Ruth Bader Ginsburg hasn’t been on the cover of Vanity Fair. There haven’t been Saturday Night Live skits poking fun at her pantsuits or the cadence of her speech. But after two decades as a judge in the highest court in the United States, the 81-year-old Ginsburg is the oldest sitting Supreme Court justice and arguably one of the most influential women in politics. With blistering judiciary dissents and viral Tumblr memes to her name, she has also become the coolest, with a distinctive popularity that harkens a new era of political engagement with America’s youth and a meaningful expansion of the Supreme Court’s pop culture capital.
Anecdotes of youthful political reticence are published in nearly every major paper. “While young Americans are not rejecting politics per se, they are fed up with the current system,” John Della Volpe, director of polling at Harvard’s Institute of Politics, told the Christian Science Monitor last December.
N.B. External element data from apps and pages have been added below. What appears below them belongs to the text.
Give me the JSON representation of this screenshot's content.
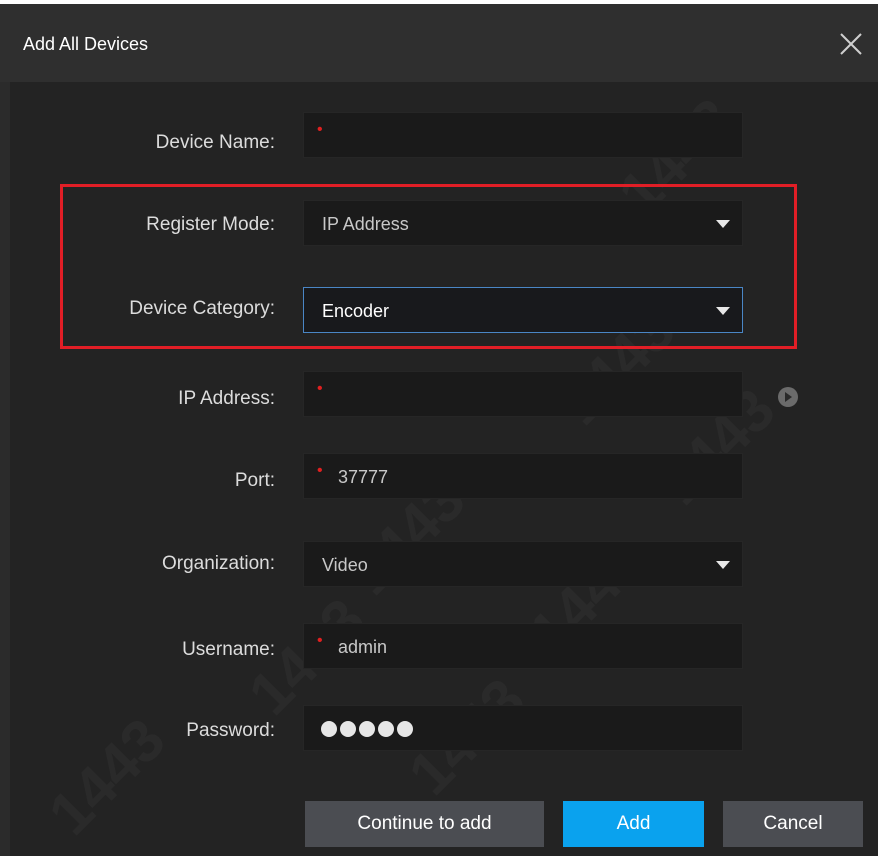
{
  "dialog": {
    "title": "Add All Devices"
  },
  "form": {
    "device_name": {
      "label": "Device Name:",
      "value": "",
      "required": true
    },
    "register_mode": {
      "label": "Register Mode:",
      "value": "IP Address"
    },
    "device_category": {
      "label": "Device Category:",
      "value": "Encoder"
    },
    "ip_address": {
      "label": "IP Address:",
      "value": "",
      "required": true
    },
    "port": {
      "label": "Port:",
      "value": "37777",
      "required": true
    },
    "organization": {
      "label": "Organization:",
      "value": "Video"
    },
    "username": {
      "label": "Username:",
      "value": "admin",
      "required": true
    },
    "password": {
      "label": "Password:",
      "masked_length": 5
    }
  },
  "buttons": {
    "continue": "Continue to add",
    "add": "Add",
    "cancel": "Cancel"
  },
  "icons": {
    "close": "close-icon",
    "caret": "chevron-down-icon",
    "play": "play-icon"
  },
  "colors": {
    "accent": "#0aa2ee",
    "highlight": "#e11e26",
    "required": "#e02020"
  },
  "watermark": "1443"
}
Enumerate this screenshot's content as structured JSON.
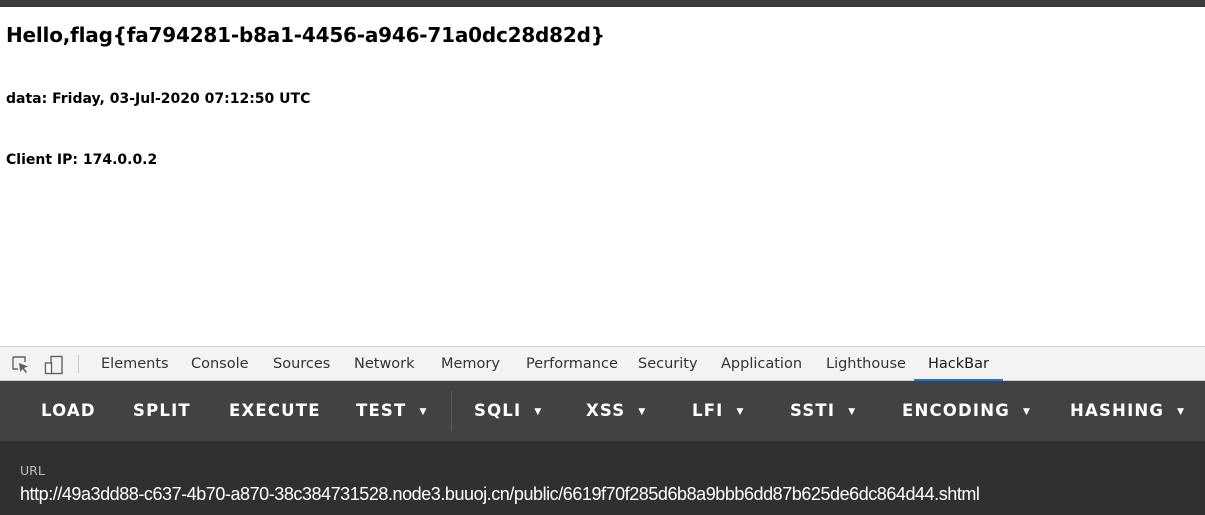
{
  "page": {
    "greeting": "Hello,flag{fa794281-b8a1-4456-a946-71a0dc28d82d}",
    "date_line": "data: Friday, 03-Jul-2020 07:12:50 UTC",
    "ip_line": "Client IP: 174.0.0.2"
  },
  "devtools": {
    "icons": [
      "inspect-element-icon",
      "device-toolbar-icon"
    ],
    "tabs": [
      "Elements",
      "Console",
      "Sources",
      "Network",
      "Memory",
      "Performance",
      "Security",
      "Application",
      "Lighthouse",
      "HackBar"
    ],
    "active_tab": "HackBar"
  },
  "hackbar": {
    "buttons": {
      "load": "LOAD",
      "split": "SPLIT",
      "execute": "EXECUTE",
      "test": "TEST",
      "sqli": "SQLI",
      "xss": "XSS",
      "lfi": "LFI",
      "ssti": "SSTI",
      "encoding": "ENCODING",
      "hashing": "HASHING"
    },
    "dropdown_icon": "caret-down-icon",
    "url_label": "URL",
    "url_value": "http://49a3dd88-c637-4b70-a870-38c384731528.node3.buuoj.cn/public/6619f70f285d6b8a9bbb6dd87b625de6dc864d44.shtml"
  },
  "colors": {
    "toolbar_bg": "#424242",
    "url_panel_bg": "#303030",
    "active_tab_underline": "#1a73e8",
    "devtools_tab_bg": "#f3f3f3"
  }
}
Earlier this month, The Economist characterized young people as “passionate, opinionated and barely aware of the elections,” and deduced that it’s not that our nation’s newest generation of voters don’t care about politics, they just dislike it. Ginsburg, however, exists outside of the conventions implied by these conclusions.
More than the executive and legislative branch, the Supreme Court is the most removed from the 24-hour news cycle and the clickbait-ready political kerfuffles of the day. There’s no pomp and circumstance, and despite the fact that decisions can have effects that last for multiple generations, it is almost entirely removed from pop culture. The virality of Ginsburg’s internet persona challenges this, and brings into question how citizens should engage with the federal court most shrouded in mystery.
All nine justices have always had their own particular brand or ideological calling card that they are usually counted on to fulfill: Justice Antonin Scalia is the devout Roman Catholic, Justice Clarence Thomas will sit mostly silent during oral arguments, and Justice Anthony Kennedy is usually the swing vote, teeter-tottering between the Court’s liberal and conservative blocs. But their cultural capital is much more straightforward than most other prominent governmental figures. On the other hand, Ginsburg—who has served on the court since August 1993—has entire Tumblr blogs and Instagram feeds dedicated to her trademark fiery liberalism.
The popularity of “Notorious R.B.G.,” a play on the rapper’s name, is bound by neither media nor medium, which only speaks to the expansiveness of her popularity. Buzzfeed lists the “Top 10 Ruth Bader Ginsburg Photoshops You Need In Your Life”, and a YouTube guitarist uploaded a video of himself singing a musical adaptation of the justice’s scathing Hobby Lobby dissent, in which she argued that the court had “ventured into a minefield” that could allow for-profit corporations to opt out of any laws they feel violate their religious convictions. Etsy retailers sell T-shirts affixed with photos of her small, slim frame and captioned with Beyoncé lyrics. “All them fives need to listen when a ten is talking,” suggests one heading.
This isn’t the first time political figures have been absorbed into the meme-friendly world of millennial social media, but it is among the most important. Business Insider writer Eileen Reynolds lists other notable female political personalities that have piqued the interest of online communities—including the Twitter account “Tweets from Hillary” and memes about the hot pink running shoes that Texas State Senator Wendy Davis wore during a memorable 2013 filibuster—but these women are plugged into the political arena in a way that Ginsburg isn’t.
This is what makes Ginsburg’s popularity most intriguing. It’s not through glossy campaign commercials or photo-op-friendly press conferences that she has achieved her status, it’s through her Supreme Court decisions and dissents—a far more banal form of exposure in comparison. Even in today’s age of smartwatches and delivery drones, the Supreme Court only allows audio—not video—recordings which keeps its deliberations cloaked in a certain degree of enigma.
In The New Republic, Rebecca Traister wrote that Ginsburg’s internet reign “is a crucial expansion of the American imagination with regard to powerful women,” an idea I not only agree with, but broaden: Ginsburg’s internet reign is an expansion of our generation’s imagination regarding the larger political landscape as a whole. Pop culture and internet capital is no longer reserved for graffitied posters of presidential hope or jokes about a senator’s sartorial slights. Justices of the Supreme Court—arguably the least glamorous branch of our federal government, entrusted with the protection of the US Constitution—aren’t only relevant to the rights of young voters, but their Facebook feeds too.